====== Information given
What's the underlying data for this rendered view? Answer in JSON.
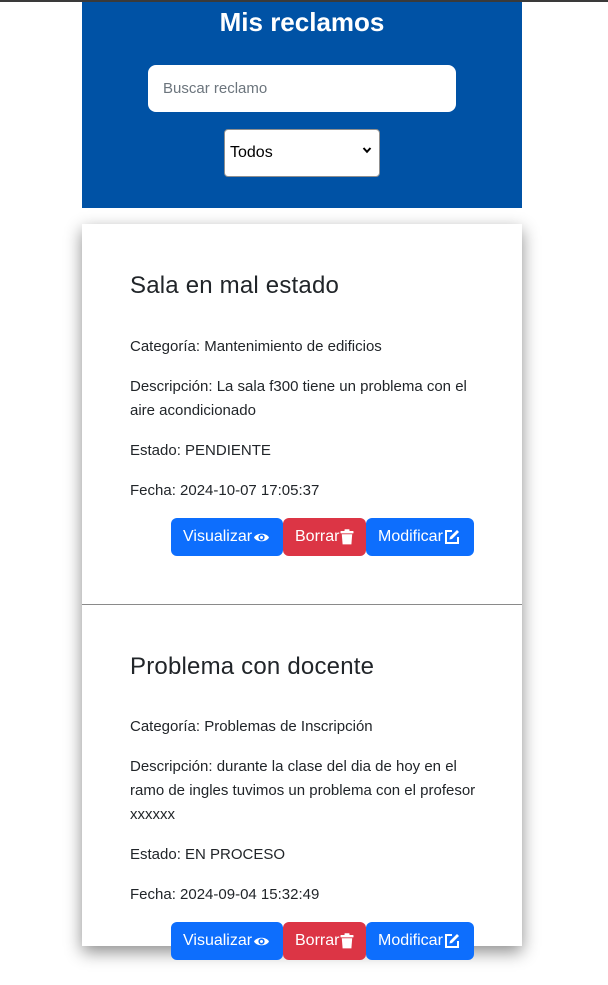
{
  "header": {
    "title": "Mis reclamos",
    "search_placeholder": "Buscar reclamo",
    "filter_value": "Todos"
  },
  "reclamos": [
    {
      "titulo": "Sala en mal estado",
      "categoria": "Categoría: Mantenimiento de edificios",
      "descripcion": "Descripción: La sala f300 tiene un problema con el aire acondicionado",
      "estado": "Estado: PENDIENTE",
      "fecha": "Fecha: 2024-10-07 17:05:37"
    },
    {
      "titulo": "Problema con docente",
      "categoria": "Categoría: Problemas de Inscripción",
      "descripcion": "Descripción: durante la clase del dia de hoy en el ramo de ingles tuvimos un problema con el profesor xxxxxx",
      "estado": "Estado: EN PROCESO",
      "fecha": "Fecha: 2024-09-04 15:32:49"
    }
  ],
  "buttons": {
    "visualizar": "Visualizar",
    "borrar": "Borrar",
    "modificar": "Modificar"
  },
  "icons": [
    "eye-icon",
    "trash-icon",
    "edit-icon",
    "chevron-down-icon"
  ],
  "colors": {
    "header_bg": "#0052a5",
    "primary": "#0d6efd",
    "danger": "#dc3545"
  }
}
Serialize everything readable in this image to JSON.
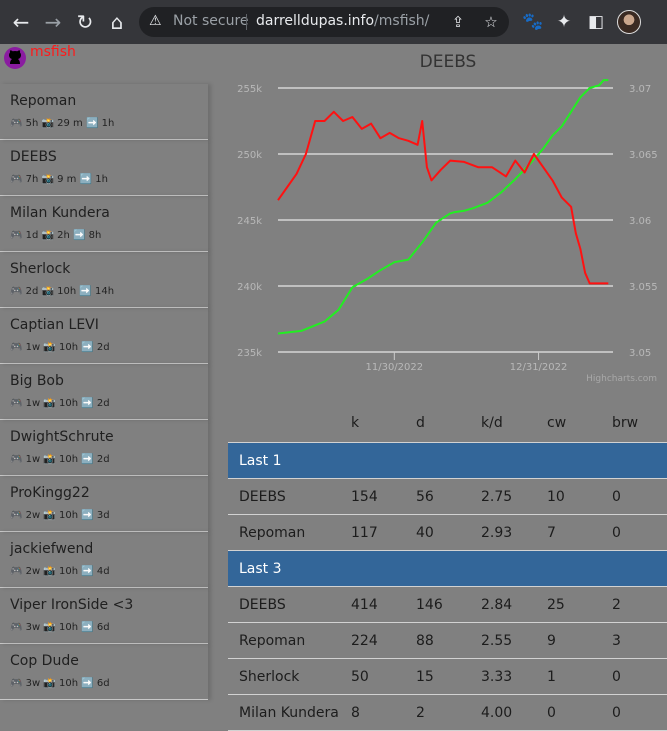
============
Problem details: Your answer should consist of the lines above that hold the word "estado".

Task result:
      "titulo": "Sala en mal estado",
      "estado": "Estado: PENDIENTE",
      "estado": "Estado: EN PROCESO",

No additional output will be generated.